Pulitzer Prize-winning Harvard University history professor Laurel Thatcher Ulrich coined the slogan, “Well-Behaved Women Seldom Make History,” in a 1976 essay about the women of colonial New England. The now-ubiquitous saying is on T-shirts, buttons, and coffee mugs. In her book of the same name, Ulrich has produced a well-researched, wide-ranging account of what it means to make history as a woman.
Question: Do people, particularly women, have to “misbehave” to be remembered in history?
Answer: I guess what I’m trying to do with this book is break down the good/bad dichotomy that obscures the complexity of women’s contributions to history. As I try to show in the introduction, the same woman can be “good” and “bad” depending on how her life is read. Although I include women in this book who attracted public attention (even scandal), I try to indicate the complexity of their actions (and the representation of those actions) over time. I would like people to go away appreciating the irony underlying my “accidental slogan” and the multifaceted implications of making history.
Q: Why did you choose to focus on 15th-century writer Christine de Pizan, 19th-century suffragist Elizabeth Cady Stanton and author Virginia Woolf?
A: I chose Christine, Stanton and Woolf because they present significant but contrasting ideas about what it means to “make history,” and because of the fascinating coincidence of those three scenes in libraries. For each woman, dismay over representations of women in books sent them on a quest to change things.
Q: I was intrigued by your idea about Massachusetts picture-researcher Sally Fox, who created a book of images that “invite us to attend to the symbolic as well as the practical implications of women’s work” and that “ask us to think about continuity as well as change.” Could you elaborate?
A: In one section of that chapter I write about a medieval illumination that pictures a woman milking a cow. The work portrayed is amazingly persistent over time as “women’s work,” but the symbolic meanings of that work changed radically. In one century female control of milking conjure up visions of black magic, in another innocent love or not-so-innocent seduction — and so on through time.

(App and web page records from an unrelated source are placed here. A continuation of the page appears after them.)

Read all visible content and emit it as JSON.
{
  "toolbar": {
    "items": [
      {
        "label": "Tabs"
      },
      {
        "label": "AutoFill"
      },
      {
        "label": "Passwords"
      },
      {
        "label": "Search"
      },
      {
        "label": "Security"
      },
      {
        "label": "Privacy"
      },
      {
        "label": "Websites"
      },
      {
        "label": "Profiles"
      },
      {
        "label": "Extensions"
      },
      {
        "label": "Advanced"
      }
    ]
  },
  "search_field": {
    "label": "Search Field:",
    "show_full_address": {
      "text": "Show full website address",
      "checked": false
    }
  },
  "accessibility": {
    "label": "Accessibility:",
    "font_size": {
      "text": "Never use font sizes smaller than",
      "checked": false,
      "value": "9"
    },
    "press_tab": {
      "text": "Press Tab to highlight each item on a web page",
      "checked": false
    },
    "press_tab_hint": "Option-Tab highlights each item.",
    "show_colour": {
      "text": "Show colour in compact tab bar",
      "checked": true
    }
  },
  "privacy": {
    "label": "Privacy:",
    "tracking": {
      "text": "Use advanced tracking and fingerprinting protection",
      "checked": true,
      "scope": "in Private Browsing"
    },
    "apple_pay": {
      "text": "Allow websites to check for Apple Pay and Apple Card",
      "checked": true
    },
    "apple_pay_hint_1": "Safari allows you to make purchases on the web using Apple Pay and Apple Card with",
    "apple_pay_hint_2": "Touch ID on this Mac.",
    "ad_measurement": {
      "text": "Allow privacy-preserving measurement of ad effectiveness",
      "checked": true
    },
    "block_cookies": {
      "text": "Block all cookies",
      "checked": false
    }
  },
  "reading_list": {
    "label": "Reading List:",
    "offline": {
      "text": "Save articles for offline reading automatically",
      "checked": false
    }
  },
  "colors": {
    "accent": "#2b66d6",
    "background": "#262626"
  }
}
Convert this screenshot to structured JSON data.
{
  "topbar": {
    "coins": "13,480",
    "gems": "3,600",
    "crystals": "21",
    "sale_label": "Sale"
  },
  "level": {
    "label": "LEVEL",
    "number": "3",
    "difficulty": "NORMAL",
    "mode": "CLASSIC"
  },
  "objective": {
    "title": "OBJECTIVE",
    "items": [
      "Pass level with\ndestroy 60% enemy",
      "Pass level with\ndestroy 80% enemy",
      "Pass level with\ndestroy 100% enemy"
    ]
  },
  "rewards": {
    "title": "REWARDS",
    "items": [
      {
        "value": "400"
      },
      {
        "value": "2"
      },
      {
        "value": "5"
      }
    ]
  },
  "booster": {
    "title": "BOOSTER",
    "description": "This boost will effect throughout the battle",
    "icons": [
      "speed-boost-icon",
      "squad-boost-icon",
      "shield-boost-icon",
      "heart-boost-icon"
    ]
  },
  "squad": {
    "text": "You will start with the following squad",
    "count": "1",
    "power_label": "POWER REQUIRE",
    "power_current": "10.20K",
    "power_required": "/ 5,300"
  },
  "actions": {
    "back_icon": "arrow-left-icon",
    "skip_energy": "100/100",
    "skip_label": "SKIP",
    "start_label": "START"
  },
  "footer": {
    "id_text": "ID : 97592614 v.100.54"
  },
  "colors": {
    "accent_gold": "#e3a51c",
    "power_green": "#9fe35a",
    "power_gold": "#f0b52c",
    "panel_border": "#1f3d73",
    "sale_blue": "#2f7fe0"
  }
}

One could do the same sort of analysis with lots of forms of “women’s work” — take nursing, for instance, or preparing food, or (something I’ve already written about at length) making cloth.
Q: I was amused about your essay that referred to the short piece you submitted to Seventeen magazine that was revised by an editor, and that made me wonder what your relationship has been with the editors in your life.
A: Since that crazy experience with Seventeen, I’ve been fortunate not to have editors change my words without my approval. Sometimes I have argued with editors’ suggestions, but mostly I am grateful for their helping me see where I may not have been as clear as I needed to be. I encourage my students to treasure criticism rather than be offended by it. I tell them: “Readers are ALWAYS right even when they are wrong.” In other words, you need to listen to what people tell you because it lets you know how somebody else has understood your writing.
If they failed to “get it,” that is probably as much your fault as theirs and it gives you an incentive to be clearer.
Q: What was the research process for this book?
A: Unlike my other books, this was a book researched mostly in libraries. It depends upon — and celebrates — the scholarship of hundreds of other historians. The framing stories of Christine, Stanton and Woolf gave me a way to limit what could have been an impossibly broad project. By designing chapters as responses to their work, I was able to contain what I wrote.
Q: You said once that “it’s threatening” to you to be celebrated. Is it still?
A: Everybody likes praise. I do too, but I’d sooner be understood than celebrated. I relish conversations with readers — and with other writers.
Q: What’s the DoHistory Web site about?
A: DoHistory was developed by the team who made the documentary film based on my book, “A Midwife’s Tale.” I can praise it because I had very little to do with it. I love the fact that Martha Ballard’s diary is now online and can be word-searched, and I am absolutely dazzled by the historian, Judith Moyer, who figured out how to make so many of those word searches work despite Ballard’s erratic spelling.
Q: What is Exponent II, which you helped establish?
A: Exponent II is a quarterly newspaper begun in the 1970s by Mormon feminists in the greater Boston area. It is still being published — though recently switched from hard-copy to the Internet. It specializes in first-person essays. Exponent also sponsors a blog and an annual retreat in the woods of New Hampshire. I think it is representative of the many women’s organizations that grew out of the feminist movements of the 1970s. Many disappeared, but those that survive often nurture long-lasting friendships.